* **What to do**
Pull each line holding "number" out of the entries below.

Dataset rows describing interfaces:

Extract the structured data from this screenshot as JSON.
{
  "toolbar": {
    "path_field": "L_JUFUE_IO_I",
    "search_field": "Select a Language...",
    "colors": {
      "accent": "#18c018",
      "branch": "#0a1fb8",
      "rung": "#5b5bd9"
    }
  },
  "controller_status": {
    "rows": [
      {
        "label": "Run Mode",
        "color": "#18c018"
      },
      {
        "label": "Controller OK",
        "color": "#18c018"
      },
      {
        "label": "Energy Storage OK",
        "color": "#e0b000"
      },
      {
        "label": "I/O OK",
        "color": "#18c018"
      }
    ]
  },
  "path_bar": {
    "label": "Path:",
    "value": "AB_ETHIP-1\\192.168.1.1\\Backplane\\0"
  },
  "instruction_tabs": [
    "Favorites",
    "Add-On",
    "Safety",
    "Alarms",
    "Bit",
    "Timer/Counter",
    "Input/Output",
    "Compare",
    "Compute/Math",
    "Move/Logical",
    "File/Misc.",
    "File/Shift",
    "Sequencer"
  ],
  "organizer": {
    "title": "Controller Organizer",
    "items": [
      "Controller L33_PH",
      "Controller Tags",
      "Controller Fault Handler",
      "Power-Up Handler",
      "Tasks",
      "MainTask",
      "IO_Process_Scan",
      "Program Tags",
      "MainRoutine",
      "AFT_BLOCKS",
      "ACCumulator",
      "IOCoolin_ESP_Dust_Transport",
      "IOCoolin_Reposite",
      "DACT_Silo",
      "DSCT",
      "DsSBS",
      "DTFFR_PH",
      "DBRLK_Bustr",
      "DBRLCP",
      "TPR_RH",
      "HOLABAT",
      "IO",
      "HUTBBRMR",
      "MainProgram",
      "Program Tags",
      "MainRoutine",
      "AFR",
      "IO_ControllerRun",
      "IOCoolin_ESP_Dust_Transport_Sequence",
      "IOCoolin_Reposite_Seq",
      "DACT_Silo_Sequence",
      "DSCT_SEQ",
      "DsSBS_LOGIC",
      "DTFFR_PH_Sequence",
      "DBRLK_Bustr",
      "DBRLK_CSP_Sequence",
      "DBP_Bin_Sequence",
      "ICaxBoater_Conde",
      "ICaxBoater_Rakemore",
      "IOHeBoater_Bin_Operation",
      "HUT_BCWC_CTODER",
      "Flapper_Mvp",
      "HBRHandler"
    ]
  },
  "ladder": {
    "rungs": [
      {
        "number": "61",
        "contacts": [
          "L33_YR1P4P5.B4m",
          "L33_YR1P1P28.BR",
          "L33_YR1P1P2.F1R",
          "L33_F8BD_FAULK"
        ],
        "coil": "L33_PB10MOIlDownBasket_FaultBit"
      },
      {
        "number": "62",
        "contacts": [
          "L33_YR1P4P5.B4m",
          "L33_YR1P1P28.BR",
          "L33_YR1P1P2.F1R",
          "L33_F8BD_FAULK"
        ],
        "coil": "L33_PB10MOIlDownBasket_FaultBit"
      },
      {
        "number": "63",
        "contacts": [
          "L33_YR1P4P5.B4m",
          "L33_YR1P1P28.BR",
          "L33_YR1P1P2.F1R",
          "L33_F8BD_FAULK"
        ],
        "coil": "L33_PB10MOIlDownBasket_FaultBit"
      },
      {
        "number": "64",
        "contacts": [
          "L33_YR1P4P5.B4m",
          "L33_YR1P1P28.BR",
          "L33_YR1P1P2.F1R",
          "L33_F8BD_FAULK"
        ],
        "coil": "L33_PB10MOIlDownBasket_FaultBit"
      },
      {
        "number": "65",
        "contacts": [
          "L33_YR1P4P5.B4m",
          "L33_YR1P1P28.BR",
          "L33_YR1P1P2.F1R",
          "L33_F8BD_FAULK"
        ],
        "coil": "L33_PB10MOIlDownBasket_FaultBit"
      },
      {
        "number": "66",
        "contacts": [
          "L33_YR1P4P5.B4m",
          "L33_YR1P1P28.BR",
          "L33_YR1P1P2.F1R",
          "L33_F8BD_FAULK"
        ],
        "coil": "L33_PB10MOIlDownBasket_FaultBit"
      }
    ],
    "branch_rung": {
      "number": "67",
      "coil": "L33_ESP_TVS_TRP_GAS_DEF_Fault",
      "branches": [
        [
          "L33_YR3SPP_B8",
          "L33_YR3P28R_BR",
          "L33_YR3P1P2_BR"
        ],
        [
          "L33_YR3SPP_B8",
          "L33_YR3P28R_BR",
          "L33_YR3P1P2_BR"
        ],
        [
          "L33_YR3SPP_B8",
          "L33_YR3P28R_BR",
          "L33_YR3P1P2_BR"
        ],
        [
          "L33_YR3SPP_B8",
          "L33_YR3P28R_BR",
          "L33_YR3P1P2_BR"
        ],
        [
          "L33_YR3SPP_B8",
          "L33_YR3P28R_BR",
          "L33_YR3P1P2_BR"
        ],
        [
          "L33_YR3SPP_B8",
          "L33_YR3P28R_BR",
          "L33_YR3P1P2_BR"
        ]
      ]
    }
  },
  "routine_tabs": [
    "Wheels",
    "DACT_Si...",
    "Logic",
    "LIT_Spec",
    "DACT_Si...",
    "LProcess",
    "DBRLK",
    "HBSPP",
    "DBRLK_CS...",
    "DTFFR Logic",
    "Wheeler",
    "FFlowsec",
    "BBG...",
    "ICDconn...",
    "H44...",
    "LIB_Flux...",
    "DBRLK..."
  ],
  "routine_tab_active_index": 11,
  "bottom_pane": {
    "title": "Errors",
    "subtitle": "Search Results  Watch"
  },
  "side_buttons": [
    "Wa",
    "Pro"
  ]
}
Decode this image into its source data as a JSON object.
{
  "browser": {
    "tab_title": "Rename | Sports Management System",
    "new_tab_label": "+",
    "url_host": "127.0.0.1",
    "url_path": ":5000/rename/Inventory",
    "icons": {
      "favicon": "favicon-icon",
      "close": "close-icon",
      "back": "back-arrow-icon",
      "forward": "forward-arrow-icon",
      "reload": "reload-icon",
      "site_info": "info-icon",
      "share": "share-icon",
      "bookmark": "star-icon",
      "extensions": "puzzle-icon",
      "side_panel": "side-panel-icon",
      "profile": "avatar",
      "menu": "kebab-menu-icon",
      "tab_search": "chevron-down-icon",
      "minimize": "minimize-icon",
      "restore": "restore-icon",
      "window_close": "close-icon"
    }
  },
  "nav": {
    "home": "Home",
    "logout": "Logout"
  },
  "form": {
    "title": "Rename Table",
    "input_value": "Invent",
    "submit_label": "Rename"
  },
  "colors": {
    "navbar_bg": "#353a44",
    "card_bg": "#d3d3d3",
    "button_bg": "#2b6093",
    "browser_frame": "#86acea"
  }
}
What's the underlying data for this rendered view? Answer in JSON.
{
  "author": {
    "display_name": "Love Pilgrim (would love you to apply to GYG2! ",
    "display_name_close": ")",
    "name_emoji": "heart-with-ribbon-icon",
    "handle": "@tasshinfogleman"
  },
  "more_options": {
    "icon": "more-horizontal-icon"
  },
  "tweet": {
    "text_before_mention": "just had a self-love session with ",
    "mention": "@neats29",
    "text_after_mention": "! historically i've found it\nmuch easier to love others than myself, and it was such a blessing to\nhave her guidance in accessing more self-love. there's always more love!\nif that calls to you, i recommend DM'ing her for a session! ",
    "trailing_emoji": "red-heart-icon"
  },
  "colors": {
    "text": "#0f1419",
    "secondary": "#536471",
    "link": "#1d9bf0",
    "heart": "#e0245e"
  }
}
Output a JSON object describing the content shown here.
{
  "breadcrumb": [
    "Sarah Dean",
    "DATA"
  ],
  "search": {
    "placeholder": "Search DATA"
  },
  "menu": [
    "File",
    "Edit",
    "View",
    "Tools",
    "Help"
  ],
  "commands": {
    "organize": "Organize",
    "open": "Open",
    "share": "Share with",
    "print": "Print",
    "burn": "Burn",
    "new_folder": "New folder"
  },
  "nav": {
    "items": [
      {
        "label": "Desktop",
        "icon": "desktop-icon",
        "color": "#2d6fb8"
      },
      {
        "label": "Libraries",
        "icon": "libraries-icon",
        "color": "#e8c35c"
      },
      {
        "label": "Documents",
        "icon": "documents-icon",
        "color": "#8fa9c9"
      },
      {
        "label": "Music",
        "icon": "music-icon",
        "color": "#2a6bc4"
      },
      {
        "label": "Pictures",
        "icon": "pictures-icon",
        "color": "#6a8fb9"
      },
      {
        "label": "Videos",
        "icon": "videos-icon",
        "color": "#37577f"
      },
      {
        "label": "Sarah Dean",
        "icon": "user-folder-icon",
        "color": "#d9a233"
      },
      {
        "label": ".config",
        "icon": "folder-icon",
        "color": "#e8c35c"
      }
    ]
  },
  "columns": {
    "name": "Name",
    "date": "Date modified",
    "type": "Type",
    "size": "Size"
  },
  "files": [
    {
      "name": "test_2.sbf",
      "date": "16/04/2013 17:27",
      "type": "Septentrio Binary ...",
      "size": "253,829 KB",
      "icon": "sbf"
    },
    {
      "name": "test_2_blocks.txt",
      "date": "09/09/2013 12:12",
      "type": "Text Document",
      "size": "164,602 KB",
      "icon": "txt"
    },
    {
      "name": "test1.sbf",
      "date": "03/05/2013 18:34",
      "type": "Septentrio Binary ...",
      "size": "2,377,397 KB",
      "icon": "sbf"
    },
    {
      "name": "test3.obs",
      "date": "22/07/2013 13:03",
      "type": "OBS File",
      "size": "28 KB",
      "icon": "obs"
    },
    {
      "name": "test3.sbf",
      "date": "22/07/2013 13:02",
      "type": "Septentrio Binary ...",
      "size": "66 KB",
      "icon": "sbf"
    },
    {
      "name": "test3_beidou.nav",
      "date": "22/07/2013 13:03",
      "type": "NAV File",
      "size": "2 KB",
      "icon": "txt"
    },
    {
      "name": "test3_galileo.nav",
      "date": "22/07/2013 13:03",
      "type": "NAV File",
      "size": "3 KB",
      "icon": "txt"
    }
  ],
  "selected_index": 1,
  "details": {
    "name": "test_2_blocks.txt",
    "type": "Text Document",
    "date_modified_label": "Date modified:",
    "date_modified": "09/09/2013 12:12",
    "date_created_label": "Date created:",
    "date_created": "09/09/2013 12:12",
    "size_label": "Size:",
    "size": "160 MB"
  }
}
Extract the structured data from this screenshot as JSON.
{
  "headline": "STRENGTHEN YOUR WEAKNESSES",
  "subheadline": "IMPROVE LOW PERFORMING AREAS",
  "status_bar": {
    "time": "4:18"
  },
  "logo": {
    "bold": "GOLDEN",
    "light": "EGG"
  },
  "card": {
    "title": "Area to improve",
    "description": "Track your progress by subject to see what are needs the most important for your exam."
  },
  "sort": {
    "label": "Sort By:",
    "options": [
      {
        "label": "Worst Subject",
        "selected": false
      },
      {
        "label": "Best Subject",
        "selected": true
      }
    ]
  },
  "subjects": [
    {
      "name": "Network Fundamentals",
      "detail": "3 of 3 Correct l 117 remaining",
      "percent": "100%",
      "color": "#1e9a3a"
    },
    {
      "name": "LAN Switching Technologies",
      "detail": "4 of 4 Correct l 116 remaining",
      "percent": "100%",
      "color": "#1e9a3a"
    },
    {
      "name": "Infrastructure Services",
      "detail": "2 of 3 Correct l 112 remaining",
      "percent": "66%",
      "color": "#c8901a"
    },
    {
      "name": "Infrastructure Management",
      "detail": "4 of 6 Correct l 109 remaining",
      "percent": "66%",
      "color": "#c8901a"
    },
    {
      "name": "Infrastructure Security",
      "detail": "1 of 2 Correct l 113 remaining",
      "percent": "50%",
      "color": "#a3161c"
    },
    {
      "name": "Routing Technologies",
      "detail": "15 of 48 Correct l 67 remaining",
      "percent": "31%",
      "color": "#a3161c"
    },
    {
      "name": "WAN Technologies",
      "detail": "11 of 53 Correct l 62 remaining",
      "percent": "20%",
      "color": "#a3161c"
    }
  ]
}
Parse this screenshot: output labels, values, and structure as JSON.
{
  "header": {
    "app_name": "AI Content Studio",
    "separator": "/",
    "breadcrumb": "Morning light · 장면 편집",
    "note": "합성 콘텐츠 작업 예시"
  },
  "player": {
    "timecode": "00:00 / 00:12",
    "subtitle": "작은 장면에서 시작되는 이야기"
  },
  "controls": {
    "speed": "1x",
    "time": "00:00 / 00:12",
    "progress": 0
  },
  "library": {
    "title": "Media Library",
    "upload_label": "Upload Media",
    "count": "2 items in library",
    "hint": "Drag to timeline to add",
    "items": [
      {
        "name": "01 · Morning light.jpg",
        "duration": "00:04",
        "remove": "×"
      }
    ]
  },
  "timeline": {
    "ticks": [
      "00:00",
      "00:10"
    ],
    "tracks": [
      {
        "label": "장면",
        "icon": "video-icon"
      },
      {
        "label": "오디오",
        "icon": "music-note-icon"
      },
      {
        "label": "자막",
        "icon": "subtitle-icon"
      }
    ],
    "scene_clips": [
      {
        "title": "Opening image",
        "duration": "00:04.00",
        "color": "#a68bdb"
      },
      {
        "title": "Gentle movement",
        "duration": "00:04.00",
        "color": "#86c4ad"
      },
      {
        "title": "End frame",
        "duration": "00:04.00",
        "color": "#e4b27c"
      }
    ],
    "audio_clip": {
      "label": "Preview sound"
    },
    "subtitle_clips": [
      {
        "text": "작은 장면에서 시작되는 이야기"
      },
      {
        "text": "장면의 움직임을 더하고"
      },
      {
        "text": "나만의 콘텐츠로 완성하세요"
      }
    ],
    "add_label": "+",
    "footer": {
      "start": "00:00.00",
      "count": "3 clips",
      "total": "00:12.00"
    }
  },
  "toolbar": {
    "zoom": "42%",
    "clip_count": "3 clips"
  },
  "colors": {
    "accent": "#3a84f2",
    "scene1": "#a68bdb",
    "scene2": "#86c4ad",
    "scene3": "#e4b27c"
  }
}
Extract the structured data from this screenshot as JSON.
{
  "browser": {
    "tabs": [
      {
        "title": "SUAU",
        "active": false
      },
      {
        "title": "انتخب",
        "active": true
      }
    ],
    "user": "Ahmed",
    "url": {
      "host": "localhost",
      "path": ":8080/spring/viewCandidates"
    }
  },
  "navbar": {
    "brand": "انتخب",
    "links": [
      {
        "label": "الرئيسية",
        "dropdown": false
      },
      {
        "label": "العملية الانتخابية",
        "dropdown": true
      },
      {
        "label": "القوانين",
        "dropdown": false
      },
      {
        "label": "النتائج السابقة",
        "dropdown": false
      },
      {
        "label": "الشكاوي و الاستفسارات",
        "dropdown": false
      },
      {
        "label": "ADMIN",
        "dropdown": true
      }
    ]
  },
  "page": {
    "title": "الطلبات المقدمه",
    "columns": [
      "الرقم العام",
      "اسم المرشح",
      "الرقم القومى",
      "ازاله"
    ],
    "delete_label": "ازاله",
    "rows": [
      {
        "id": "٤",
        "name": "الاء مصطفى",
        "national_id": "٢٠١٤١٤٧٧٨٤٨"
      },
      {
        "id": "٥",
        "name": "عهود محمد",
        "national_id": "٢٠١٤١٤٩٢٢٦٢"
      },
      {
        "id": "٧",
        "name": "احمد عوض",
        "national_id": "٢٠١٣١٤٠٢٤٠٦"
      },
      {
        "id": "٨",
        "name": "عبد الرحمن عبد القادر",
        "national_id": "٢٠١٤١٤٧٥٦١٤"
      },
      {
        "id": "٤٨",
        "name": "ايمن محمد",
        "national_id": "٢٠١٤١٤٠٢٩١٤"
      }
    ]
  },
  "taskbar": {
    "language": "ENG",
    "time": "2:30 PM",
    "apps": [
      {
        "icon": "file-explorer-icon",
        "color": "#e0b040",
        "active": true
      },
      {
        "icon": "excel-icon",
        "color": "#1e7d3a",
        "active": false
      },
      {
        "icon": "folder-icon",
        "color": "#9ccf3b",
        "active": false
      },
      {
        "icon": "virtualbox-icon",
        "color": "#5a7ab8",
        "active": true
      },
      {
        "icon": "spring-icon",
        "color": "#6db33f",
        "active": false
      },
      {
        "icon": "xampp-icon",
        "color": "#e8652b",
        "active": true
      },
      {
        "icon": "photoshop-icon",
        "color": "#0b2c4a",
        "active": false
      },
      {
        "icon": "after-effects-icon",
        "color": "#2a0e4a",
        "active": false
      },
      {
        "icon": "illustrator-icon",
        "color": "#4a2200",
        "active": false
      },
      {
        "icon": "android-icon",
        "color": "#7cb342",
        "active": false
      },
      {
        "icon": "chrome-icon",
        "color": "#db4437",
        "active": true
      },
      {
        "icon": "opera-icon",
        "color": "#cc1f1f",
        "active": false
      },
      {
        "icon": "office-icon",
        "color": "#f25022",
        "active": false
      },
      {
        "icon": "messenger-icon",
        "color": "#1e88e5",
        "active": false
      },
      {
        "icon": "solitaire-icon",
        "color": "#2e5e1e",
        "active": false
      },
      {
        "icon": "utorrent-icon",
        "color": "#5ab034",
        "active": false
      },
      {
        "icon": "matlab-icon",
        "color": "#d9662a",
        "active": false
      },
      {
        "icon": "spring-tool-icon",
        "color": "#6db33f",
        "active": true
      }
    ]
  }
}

* **Solution to this exercise**
        "number": "61",
        "number": "62",
        "number": "63",
        "number": "64",
        "number": "65",
        "number": "66",
      "number": "67",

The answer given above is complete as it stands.